Fewer Danes attempting suicide with pills

More helpline options for young people and tougher pharmacy rules making inroads

The number of Danes who attempt to commit suicide by ingesting pills has fallen drastically over the past four years, according to figures from the State Serum Institute.

In 2010, there were 1,153 suicide attempts with pills in Denmark – a figure that decreased to just 430 in 2014. In particular, suicide attempts among young people are down.

“You can no longer just walk in off the street and buy large amounts of painkillers, a method that many young girls used,” said Birgit Elgaard – the head of Bedre Psykiatri, the association for relatives of mentally-ill people – told Metroxpress newspaper.

READ MORE: Danish government proposes more cuts to suicide prevention

Progress online
In 2013, it was no longer possible for people to purchase over 20 painkillers in one go, and youngsters under 18 had to have a prescription to buy pills in pharmacies.
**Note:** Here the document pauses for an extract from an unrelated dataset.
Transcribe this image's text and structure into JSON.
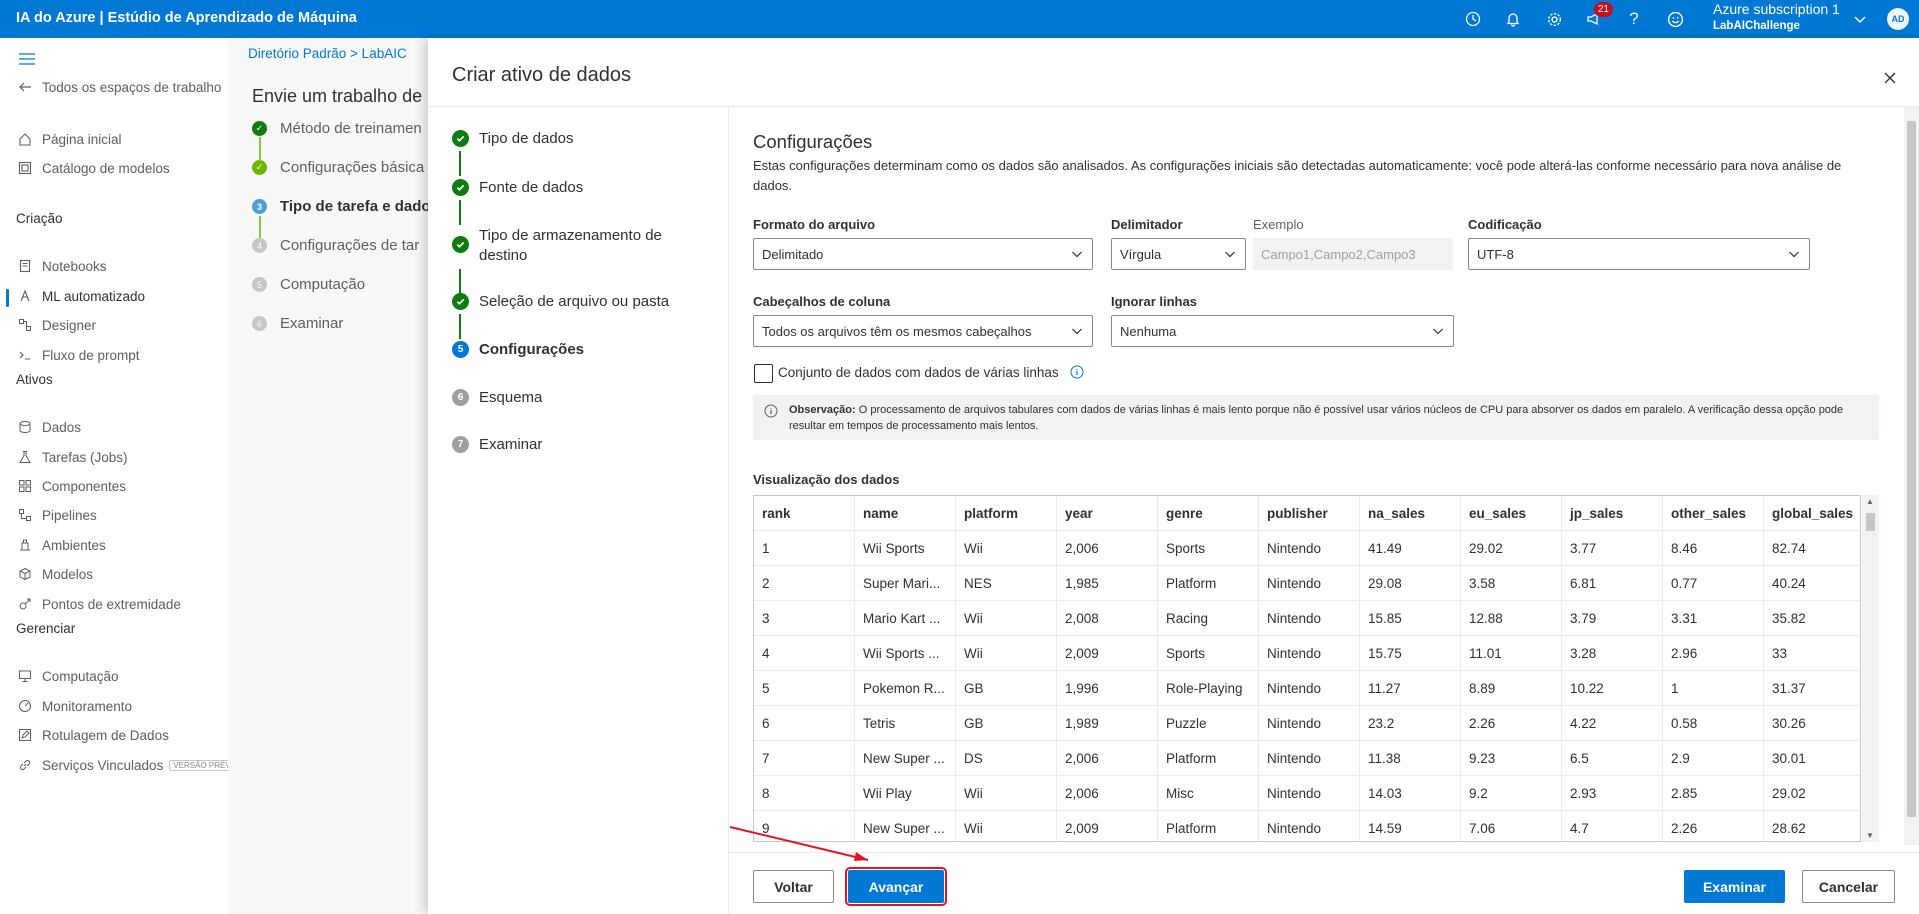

Another explanation is the increased focus on youth and suicide in recent years, which has led to more helplines and counselling options online.

“We used to have a difficult time reaching out to the kids, and they didn’t want to talk on the phone,” said Jeppe K Toft, the head of the suicide helpline Livslinien.

“But after we began offering counselling on social media, the net and in chatrooms, the youngsters are using us the same amount as the adults.”

Despite the fewer suicide attempts, the number of suicides has remained largely unchanged over the past four years. Some 603 Danes – just 52 under the age of 29 – took their own lives in 2013.

But the government could be pulling the rug out from under the positive development after proposing three budget cuts relating to suicide prevention, totalling 43 million kroner in the period up to 2018. One of these would be to retract funding for Livslinien, forcing it to discontinue its night-time opening.